**Required action**
Repeat all the data that appears below, keeping it exact.

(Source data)
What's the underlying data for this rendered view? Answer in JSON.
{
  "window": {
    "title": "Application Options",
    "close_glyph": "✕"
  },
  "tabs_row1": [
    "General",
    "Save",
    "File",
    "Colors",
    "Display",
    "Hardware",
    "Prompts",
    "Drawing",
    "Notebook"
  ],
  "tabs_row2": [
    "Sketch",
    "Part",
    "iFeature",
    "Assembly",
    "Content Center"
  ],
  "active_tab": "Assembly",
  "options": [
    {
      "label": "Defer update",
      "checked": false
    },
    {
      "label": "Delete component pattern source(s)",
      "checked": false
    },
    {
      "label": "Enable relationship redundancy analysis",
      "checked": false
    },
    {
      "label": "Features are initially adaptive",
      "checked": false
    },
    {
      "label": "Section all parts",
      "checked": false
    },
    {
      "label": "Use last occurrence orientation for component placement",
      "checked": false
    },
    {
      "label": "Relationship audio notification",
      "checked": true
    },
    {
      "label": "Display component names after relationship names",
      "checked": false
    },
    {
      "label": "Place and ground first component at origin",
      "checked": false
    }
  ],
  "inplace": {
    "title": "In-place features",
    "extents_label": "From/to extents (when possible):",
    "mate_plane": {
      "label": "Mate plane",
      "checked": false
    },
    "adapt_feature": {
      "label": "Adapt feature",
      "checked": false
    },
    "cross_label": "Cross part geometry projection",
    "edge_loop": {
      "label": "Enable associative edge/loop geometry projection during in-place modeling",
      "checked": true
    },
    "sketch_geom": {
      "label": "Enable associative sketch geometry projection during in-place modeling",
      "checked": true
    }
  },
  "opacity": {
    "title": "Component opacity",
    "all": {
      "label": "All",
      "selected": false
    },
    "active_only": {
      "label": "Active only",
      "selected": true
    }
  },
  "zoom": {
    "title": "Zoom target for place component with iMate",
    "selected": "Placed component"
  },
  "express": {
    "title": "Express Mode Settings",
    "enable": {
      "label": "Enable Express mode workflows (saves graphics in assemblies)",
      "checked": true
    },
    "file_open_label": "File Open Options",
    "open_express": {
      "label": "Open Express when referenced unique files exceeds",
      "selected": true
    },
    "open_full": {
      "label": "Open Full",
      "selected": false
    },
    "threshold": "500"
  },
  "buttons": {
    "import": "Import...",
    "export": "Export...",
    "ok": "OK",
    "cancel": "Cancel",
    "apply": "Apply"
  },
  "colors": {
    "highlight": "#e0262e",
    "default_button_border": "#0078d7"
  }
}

**Written solution**
What's the underlying data for this rendered view? Answer in JSON.
{
  "window": {
    "title": "Application Options",
    "close_glyph": "✕"
  },
  "tabs_row1": [
    "General",
    "Save",
    "File",
    "Colors",
    "Display",
    "Hardware",
    "Prompts",
    "Drawing",
    "Notebook"
  ],
  "tabs_row2": [
    "Sketch",
    "Part",
    "iFeature",
    "Assembly",
    "Content Center"
  ],
  "active_tab": "Assembly",
  "options": [
    {
      "label": "Defer update",
      "checked": false
    },
    {
      "label": "Delete component pattern source(s)",
      "checked": false
    },
    {
      "label": "Enable relationship redundancy analysis",
      "checked": false
    },
    {
      "label": "Features are initially adaptive",
      "checked": false
    },
    {
      "label": "Section all parts",
      "checked": false
    },
    {
      "label": "Use last occurrence orientation for component placement",
      "checked": false
    },
    {
      "label": "Relationship audio notification",
      "checked": true
    },
    {
      "label": "Display component names after relationship names",
      "checked": false
    },
    {
      "label": "Place and ground first component at origin",
      "checked": false
    }
  ],
  "inplace": {
    "title": "In-place features",
    "extents_label": "From/to extents (when possible):",
    "mate_plane": {
      "label": "Mate plane",
      "checked": false
    },
    "adapt_feature": {
      "label": "Adapt feature",
      "checked": false
    },
    "cross_label": "Cross part geometry projection",
    "edge_loop": {
      "label": "Enable associative edge/loop geometry projection during in-place modeling",
      "checked": true
    },
    "sketch_geom": {
      "label": "Enable associative sketch geometry projection during in-place modeling",
      "checked": true
    }
  },
  "opacity": {
    "title": "Component opacity",
    "all": {
      "label": "All",
      "selected": false
    },
    "active_only": {
      "label": "Active only",
      "selected": true
    }
  },
  "zoom": {
    "title": "Zoom target for place component with iMate",
    "selected": "Placed component"
  },
  "express": {
    "title": "Express Mode Settings",
    "enable": {
      "label": "Enable Express mode workflows (saves graphics in assemblies)",
      "checked": true
    },
    "file_open_label": "File Open Options",
    "open_express": {
      "label": "Open Express when referenced unique files exceeds",
      "selected": true
    },
    "open_full": {
      "label": "Open Full",
      "selected": false
    },
    "threshold": "500"
  },
  "buttons": {
    "import": "Import...",
    "export": "Export...",
    "ok": "OK",
    "cancel": "Cancel",
    "apply": "Apply"
  },
  "colors": {
    "highlight": "#e0262e",
    "default_button_border": "#0078d7"
  }
}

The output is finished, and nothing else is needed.